**WHAT YOU HAVE TO DO:** Return all lines of the records that contain the word "object".

== Segment start ==

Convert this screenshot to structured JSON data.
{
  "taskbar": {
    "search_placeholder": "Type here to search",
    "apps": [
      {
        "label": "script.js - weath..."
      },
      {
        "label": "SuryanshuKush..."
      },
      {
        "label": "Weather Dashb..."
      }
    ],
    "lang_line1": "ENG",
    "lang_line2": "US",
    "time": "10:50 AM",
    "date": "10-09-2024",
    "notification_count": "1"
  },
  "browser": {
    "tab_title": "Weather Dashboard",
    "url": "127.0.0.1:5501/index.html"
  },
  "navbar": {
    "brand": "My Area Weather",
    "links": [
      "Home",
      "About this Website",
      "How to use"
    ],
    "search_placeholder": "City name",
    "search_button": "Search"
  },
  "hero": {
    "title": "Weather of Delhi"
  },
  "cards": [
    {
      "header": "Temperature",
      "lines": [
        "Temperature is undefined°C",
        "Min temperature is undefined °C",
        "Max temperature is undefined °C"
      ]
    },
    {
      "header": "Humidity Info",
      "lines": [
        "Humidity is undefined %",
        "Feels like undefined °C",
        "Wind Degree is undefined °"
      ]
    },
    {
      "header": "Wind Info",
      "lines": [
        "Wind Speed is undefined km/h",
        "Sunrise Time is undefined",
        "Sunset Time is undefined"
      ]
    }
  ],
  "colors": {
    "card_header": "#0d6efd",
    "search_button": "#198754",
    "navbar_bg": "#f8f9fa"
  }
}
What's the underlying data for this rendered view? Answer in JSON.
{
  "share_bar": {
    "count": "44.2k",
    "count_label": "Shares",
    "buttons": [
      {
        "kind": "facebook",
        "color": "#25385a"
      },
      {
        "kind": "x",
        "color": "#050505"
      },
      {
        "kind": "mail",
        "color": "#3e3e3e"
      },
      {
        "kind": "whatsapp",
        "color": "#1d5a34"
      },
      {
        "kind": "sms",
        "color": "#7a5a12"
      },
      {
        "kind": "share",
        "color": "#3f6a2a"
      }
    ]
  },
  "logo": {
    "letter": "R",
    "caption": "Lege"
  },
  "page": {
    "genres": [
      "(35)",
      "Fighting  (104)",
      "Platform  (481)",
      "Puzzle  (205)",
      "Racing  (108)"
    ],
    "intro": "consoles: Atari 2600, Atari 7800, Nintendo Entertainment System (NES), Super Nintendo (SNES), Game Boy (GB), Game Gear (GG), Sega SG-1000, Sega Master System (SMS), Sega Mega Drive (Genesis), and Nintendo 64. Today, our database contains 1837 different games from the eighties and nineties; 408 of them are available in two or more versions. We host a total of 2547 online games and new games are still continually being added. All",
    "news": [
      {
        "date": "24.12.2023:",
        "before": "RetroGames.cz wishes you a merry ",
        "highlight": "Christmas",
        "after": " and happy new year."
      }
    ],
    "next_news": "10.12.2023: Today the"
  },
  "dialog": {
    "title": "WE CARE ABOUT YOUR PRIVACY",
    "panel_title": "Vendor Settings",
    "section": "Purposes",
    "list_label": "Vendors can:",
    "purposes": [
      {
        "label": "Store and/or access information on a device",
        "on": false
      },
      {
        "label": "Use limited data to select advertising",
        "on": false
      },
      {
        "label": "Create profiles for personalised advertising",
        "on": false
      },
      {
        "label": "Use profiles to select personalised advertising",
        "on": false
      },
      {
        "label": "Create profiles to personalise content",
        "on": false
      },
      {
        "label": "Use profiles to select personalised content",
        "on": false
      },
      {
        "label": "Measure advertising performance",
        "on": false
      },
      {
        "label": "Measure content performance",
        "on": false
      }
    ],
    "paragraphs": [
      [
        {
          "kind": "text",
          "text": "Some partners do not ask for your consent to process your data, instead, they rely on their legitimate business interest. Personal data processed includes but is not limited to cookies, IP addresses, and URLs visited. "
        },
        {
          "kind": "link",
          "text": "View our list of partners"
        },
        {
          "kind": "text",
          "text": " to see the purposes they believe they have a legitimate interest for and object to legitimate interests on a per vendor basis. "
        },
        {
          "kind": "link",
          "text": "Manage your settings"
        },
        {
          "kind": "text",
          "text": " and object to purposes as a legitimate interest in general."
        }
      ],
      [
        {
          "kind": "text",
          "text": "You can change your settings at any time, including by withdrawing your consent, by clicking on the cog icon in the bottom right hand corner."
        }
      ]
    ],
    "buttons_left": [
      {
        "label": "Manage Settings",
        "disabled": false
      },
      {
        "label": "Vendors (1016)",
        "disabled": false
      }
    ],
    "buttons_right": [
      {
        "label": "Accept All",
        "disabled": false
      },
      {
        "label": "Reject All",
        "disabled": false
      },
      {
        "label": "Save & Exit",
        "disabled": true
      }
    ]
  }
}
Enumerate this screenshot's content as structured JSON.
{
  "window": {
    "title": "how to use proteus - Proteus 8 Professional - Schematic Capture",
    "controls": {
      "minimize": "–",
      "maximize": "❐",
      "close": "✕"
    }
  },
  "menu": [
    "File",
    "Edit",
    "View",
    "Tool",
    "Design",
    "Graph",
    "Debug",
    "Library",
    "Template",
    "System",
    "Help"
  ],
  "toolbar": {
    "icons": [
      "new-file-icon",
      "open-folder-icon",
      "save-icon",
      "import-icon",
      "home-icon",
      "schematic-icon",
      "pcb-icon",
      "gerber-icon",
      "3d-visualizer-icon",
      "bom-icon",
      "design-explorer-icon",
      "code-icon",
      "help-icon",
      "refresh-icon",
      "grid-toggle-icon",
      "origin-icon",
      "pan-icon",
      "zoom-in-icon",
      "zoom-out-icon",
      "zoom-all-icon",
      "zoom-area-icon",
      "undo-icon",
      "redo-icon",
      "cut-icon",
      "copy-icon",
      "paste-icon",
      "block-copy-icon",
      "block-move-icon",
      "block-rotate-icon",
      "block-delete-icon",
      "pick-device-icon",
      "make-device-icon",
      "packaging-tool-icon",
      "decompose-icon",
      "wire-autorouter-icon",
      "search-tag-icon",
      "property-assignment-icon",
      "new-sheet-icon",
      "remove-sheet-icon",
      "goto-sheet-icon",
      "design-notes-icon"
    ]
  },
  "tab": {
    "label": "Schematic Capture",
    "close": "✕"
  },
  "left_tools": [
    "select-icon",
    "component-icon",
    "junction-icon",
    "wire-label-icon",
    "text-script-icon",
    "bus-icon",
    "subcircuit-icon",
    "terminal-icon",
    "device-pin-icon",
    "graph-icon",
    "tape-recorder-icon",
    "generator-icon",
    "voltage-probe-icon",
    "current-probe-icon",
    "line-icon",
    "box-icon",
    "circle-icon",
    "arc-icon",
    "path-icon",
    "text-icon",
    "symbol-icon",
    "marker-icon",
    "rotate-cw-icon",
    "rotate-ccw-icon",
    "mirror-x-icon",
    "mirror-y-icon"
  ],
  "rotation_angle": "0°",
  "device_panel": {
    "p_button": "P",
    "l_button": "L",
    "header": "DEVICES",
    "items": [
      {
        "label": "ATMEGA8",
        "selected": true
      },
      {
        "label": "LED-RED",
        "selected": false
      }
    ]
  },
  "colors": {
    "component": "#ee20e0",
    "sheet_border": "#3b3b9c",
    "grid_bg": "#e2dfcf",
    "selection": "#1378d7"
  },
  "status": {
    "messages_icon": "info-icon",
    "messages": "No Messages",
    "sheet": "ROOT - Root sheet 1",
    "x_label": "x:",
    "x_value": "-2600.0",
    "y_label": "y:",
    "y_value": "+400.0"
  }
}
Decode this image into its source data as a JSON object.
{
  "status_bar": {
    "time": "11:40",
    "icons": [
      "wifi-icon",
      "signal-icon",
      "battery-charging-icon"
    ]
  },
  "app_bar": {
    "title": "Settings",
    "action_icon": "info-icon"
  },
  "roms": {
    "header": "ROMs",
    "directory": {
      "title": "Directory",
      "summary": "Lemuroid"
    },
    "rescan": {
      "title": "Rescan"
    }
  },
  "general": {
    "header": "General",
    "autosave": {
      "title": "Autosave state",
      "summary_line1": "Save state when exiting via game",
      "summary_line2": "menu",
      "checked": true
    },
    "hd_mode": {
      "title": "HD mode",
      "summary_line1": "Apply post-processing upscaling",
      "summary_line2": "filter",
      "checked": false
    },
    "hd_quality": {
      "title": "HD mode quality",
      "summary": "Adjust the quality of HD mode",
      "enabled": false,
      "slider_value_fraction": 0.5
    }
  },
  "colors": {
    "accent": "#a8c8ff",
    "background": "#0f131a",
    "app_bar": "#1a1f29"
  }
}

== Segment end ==

**TASK SOLUTION:**
          "text": " to see the purposes they believe they have a legitimate interest for and object to legitimate interests on a per vendor basis. "
          "text": " and object to purposes as a legitimate interest in general."
Decode this image into its source data as a JSON object.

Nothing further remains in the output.